=== Task goal ===
Your job is to copy the lines from the material that include "JSON".

=== Data shown ===

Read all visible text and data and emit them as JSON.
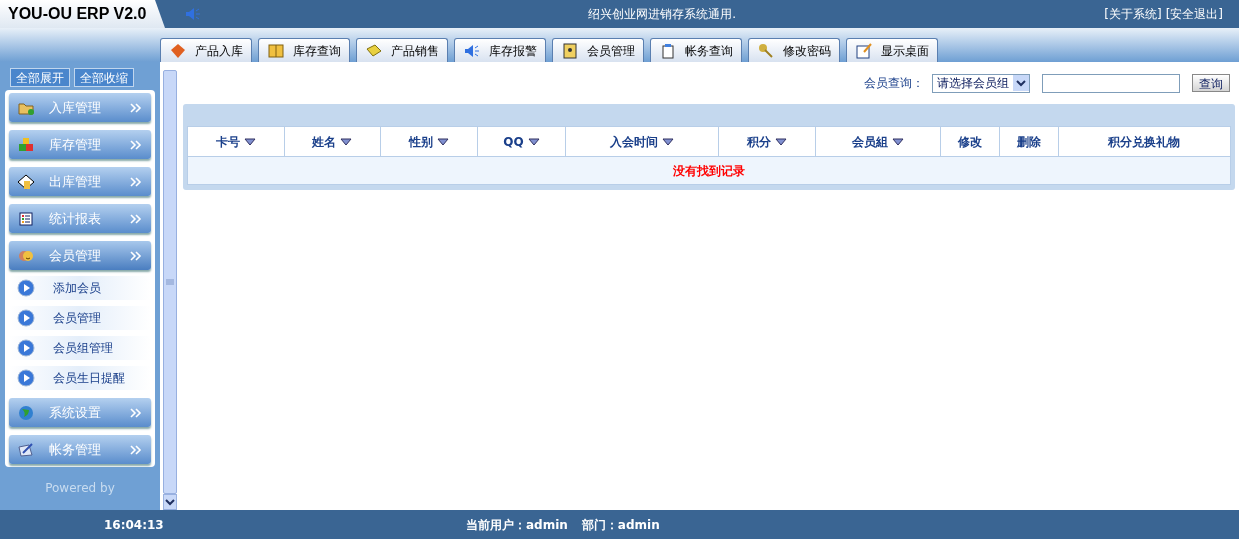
{
  "header": {
    "title": "YOU-OU ERP V2.0",
    "notice": "绍兴创业网进销存系统通用.",
    "links": [
      "[关于系统]",
      "[安全退出]"
    ]
  },
  "tabs": [
    {
      "label": "产品入库"
    },
    {
      "label": "库存查询"
    },
    {
      "label": "产品销售"
    },
    {
      "label": "库存报警"
    },
    {
      "label": "会员管理"
    },
    {
      "label": "帐务查询"
    },
    {
      "label": "修改密码"
    },
    {
      "label": "显示桌面"
    }
  ],
  "sidebar": {
    "buttons": [
      "全部展开",
      "全部收缩"
    ],
    "menu": [
      {
        "label": "入库管理",
        "expanded": false
      },
      {
        "label": "库存管理",
        "expanded": false
      },
      {
        "label": "出库管理",
        "expanded": false
      },
      {
        "label": "统计报表",
        "expanded": false
      },
      {
        "label": "会员管理",
        "expanded": true,
        "children": [
          "添加会员",
          "会员管理",
          "会员组管理",
          "会员生日提醒"
        ]
      },
      {
        "label": "系统设置",
        "expanded": false
      },
      {
        "label": "帐务管理",
        "expanded": false
      }
    ],
    "powered": "Powered by"
  },
  "search": {
    "label": "会员查询：",
    "group": "请选择会员组",
    "button": "查询"
  },
  "table": {
    "columns": [
      {
        "label": "卡号",
        "sortable": true
      },
      {
        "label": "姓名",
        "sortable": true
      },
      {
        "label": "性别",
        "sortable": true
      },
      {
        "label": "QQ",
        "sortable": true
      },
      {
        "label": "入会时间",
        "sortable": true
      },
      {
        "label": "积分",
        "sortable": true
      },
      {
        "label": "会员組",
        "sortable": true
      },
      {
        "label": "修改",
        "sortable": false
      },
      {
        "label": "删除",
        "sortable": false
      },
      {
        "label": "积分兑换礼物",
        "sortable": false
      }
    ],
    "empty": "没有找到记录"
  },
  "status_bar": {
    "time": "16:04:13",
    "user": "当前用户：admin",
    "dept": "部门：admin"
  }
}
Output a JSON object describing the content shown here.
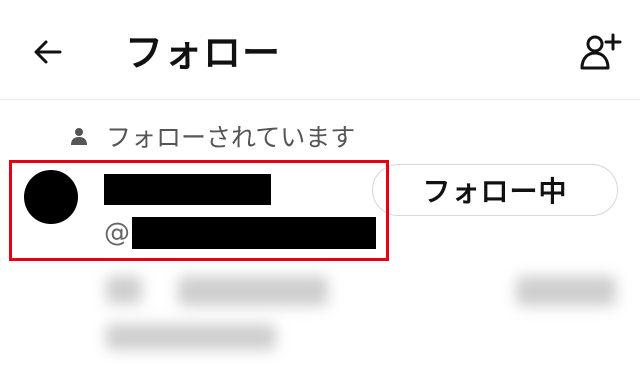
{
  "header": {
    "title": "フォロー",
    "back_icon": "arrow-left-icon",
    "add_user_icon": "add-user-icon"
  },
  "followed_by": {
    "icon": "person-icon",
    "text": "フォローされています"
  },
  "user": {
    "handle_prefix": "@",
    "follow_button_label": "フォロー中"
  },
  "colors": {
    "highlight": "#e60012",
    "text_primary": "#111111",
    "text_secondary": "#555555",
    "button_border": "#cfd9de"
  }
}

=== Task solution ===
Read all visible text and data and emit them as JSON.
Output a JSON object describing the content shown here.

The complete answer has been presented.